‘We never for a moment considered it,’ Shimelis replied. ‘Never for a single moment … If we had tried to do something like that I think we would have had’ – he smiled ironically – ‘a revolution on our hands. Our people are very traditional, as you know, and there would have been an explosion if any government official had ever involved himself in such a matter.’
‘Do you think the TPLF have the same attitude?’ I asked. ‘Now that they control Axum, I mean.’
The Politburo member shrugged: ‘That is not for me to say. But they are not renowned for their religious sensitivities …’
I was a little hesitant about putting my next question, but did so anyway: ‘I’m sorry if this sounds impertinent,’ I said, ‘but I’ve got to ask. Is there any chance at all that your side is going to win the city back in the immediate future?’
‘Why do you ask?’
‘Because I’ve come to the conclusion that I’m going to have to go there myself. In fact I’d like to get there for the next Timkat celebrations.’
‘You mean this coming January?’
I nodded my head.
‘Impossible,’ said Shimelis flatly. ‘Besides, why be in such a hurry? If you are right, then the Ark has already been in our country for three millennia. In another year, two at the most, we will recapture Axum and when we do I think I can promise that you will be the first foreigner into the city. So be patient. You will get your chance.’
I had to admit that this was sound advice. In a country like Ethiopia patience was almost always a virtue. I was not prepared to wait two years, however. I therefore silently resolved to aim for Axum not in January 1990, but in January 1991. The confidence that Shimelis had shown had impressed me and I hoped very much that the sacred city would be back in government hands by then. Meanwhile, however – just as a precaution – I thought that I might also try to open up some dialogue with the TPLF. I had hitherto avoided the rebels but it now seemed to me that it might be in my interests to make some preliminary overtures in their direction.
I looked across the table at Shimelis. ‘You’re right of course,’ I said. ‘But would you mind if I asked you another favour?’
With an eloquent hand gesture, the Politburo member indicated that I should go ahead.
‘I’d still like to attend a Timkat ceremony,’ I continued, ‘and since Axum is obviously out of the question I was wondering whether I might be able to go to Gondar this January instead.’

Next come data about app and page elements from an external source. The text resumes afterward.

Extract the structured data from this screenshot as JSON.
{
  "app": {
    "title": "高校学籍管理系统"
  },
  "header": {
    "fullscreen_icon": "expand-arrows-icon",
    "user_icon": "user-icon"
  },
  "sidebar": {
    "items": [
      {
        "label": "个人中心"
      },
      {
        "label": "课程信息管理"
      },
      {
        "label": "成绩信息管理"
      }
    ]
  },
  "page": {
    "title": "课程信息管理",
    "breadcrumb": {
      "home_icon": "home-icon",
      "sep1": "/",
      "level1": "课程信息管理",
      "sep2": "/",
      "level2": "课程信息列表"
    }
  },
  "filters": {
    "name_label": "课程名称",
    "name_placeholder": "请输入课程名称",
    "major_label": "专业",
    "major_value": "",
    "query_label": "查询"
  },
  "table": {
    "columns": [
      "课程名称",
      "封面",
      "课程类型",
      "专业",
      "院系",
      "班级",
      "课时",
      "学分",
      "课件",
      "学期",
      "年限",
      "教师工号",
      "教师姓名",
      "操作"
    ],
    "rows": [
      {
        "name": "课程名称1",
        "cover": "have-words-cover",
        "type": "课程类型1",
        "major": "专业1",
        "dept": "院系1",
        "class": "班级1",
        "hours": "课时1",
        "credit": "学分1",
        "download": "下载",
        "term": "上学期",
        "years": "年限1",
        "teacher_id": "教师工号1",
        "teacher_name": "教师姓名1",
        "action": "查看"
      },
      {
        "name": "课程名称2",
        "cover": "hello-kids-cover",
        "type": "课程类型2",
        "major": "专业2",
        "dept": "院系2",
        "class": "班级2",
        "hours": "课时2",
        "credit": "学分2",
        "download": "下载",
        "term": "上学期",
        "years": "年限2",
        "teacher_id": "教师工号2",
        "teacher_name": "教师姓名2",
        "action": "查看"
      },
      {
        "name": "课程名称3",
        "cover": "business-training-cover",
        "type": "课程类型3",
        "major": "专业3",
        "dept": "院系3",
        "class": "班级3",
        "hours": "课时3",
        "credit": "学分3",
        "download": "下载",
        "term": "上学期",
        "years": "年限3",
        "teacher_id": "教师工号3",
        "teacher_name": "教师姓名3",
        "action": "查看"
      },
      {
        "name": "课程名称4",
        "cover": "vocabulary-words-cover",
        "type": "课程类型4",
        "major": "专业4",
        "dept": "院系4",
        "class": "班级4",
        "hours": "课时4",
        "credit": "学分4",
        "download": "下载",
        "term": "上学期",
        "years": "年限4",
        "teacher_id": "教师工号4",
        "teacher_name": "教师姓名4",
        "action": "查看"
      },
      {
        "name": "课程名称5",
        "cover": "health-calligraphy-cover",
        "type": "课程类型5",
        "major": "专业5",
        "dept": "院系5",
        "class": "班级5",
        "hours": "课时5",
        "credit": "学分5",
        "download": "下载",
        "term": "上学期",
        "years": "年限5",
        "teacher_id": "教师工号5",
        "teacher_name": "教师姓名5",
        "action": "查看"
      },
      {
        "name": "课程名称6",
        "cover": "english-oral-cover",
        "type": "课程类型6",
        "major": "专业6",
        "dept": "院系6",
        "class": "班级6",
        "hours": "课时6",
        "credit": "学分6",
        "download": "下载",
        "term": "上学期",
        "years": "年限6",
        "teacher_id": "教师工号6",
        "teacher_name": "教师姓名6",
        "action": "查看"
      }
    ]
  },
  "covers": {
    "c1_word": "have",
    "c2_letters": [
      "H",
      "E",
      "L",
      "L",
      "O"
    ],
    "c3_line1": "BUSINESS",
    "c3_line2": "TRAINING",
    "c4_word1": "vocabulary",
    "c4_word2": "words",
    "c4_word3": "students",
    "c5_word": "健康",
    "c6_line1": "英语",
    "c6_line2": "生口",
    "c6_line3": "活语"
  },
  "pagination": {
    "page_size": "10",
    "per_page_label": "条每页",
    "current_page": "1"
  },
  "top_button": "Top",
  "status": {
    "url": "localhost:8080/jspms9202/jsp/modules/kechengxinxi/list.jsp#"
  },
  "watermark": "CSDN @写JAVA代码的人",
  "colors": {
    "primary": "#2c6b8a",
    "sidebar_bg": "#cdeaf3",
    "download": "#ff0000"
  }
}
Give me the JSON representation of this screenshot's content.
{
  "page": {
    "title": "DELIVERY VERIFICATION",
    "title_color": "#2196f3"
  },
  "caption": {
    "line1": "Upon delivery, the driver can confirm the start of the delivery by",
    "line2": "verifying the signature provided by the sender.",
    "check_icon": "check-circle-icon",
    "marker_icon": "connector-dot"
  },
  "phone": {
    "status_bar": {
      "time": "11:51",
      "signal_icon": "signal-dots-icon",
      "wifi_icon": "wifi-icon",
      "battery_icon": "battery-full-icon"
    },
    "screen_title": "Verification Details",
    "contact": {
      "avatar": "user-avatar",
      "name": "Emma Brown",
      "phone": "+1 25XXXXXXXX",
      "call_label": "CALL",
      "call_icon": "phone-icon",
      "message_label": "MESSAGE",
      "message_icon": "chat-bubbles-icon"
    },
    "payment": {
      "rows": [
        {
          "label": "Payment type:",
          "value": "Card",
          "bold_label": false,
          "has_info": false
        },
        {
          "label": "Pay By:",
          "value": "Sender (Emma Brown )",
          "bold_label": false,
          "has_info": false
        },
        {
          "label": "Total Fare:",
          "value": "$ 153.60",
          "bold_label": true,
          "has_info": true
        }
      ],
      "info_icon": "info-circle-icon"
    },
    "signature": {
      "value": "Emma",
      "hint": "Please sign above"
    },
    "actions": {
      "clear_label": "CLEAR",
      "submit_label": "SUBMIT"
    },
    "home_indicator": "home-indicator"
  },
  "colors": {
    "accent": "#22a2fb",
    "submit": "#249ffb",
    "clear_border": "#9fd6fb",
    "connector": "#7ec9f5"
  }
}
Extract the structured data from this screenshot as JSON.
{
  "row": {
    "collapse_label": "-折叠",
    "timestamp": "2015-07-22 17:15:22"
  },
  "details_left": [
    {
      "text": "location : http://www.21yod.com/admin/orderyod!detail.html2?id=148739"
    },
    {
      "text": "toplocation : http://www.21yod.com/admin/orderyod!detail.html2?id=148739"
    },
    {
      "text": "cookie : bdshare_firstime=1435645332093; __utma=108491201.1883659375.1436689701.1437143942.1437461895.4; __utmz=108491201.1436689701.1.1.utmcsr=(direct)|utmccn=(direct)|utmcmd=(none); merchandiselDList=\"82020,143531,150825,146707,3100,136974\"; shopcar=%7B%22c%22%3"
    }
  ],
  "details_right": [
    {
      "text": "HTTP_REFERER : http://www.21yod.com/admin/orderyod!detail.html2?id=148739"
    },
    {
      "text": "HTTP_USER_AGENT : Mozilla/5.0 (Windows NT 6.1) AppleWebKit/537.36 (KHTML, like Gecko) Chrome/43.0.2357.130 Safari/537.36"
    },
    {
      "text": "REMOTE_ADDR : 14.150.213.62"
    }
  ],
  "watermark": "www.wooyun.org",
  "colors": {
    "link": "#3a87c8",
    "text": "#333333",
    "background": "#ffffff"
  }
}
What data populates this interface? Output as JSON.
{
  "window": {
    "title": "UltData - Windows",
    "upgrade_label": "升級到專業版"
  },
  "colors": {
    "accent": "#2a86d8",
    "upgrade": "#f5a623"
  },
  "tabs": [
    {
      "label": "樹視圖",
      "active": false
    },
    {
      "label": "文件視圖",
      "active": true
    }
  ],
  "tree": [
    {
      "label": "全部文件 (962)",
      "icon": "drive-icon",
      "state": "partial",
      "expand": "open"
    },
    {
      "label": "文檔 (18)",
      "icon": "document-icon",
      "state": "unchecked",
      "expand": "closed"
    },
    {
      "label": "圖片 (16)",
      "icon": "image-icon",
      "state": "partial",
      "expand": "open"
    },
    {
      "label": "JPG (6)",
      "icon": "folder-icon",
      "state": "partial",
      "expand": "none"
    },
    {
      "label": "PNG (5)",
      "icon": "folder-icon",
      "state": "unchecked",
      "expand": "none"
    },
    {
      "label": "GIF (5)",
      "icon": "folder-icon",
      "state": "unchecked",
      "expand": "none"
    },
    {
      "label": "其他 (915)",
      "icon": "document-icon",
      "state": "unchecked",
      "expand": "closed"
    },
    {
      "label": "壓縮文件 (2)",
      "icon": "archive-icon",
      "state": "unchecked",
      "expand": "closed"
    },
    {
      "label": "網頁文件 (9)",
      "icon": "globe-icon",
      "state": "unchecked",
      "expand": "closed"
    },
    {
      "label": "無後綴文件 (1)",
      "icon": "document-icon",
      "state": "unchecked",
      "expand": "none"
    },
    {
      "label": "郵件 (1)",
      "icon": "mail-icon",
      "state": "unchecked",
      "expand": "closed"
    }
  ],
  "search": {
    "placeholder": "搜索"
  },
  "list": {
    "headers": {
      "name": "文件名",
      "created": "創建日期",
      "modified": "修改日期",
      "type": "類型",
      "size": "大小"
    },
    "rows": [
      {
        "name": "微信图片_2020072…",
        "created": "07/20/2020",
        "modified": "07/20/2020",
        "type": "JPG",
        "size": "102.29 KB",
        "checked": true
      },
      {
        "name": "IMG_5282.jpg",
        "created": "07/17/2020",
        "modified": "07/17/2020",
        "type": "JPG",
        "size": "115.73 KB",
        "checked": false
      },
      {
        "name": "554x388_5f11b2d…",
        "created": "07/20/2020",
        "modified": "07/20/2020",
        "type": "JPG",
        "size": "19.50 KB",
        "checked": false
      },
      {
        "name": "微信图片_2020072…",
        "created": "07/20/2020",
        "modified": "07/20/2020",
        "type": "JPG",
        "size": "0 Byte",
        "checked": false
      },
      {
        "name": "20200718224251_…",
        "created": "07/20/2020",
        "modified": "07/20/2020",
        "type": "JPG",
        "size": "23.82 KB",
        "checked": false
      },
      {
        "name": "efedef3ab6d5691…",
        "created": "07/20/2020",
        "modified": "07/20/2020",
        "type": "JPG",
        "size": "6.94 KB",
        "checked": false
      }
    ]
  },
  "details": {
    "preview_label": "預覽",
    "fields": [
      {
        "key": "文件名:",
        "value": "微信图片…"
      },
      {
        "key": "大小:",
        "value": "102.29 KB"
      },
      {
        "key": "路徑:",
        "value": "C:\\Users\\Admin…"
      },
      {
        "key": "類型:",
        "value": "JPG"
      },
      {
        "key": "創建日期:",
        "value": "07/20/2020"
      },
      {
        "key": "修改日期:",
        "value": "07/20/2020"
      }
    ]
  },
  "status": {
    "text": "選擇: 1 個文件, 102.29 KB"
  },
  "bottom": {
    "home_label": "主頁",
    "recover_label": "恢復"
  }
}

Beside me Richard coughed politely. The city that I had just named was reportedly besieged by rebel forces and there had been rumours that it might fall any day.
‘Why Gondar?’ Shimelis asked.
‘Because it’s in the Lake Tana area – which, as I said, I’ve identified as being closely associated with the early history of the Ark in this country. And because I understand that many Falashas still live in and around Gondar. I remember passing through Jewish villages just north of the city way back in 1983, but I didn’t have a chance to carry out any proper interviews at that time. So what I’d like to do, if it’s OK with you, is kill two birds with one stone. I’d like to attend Timkat in Gondar. And while I’m there I’d like to carry out some research amongst the Falashas.’
‘It may be possible,’ replied Shimelis. ‘It depends on the military situation, but it may be possible. I shall look into it and let you know.’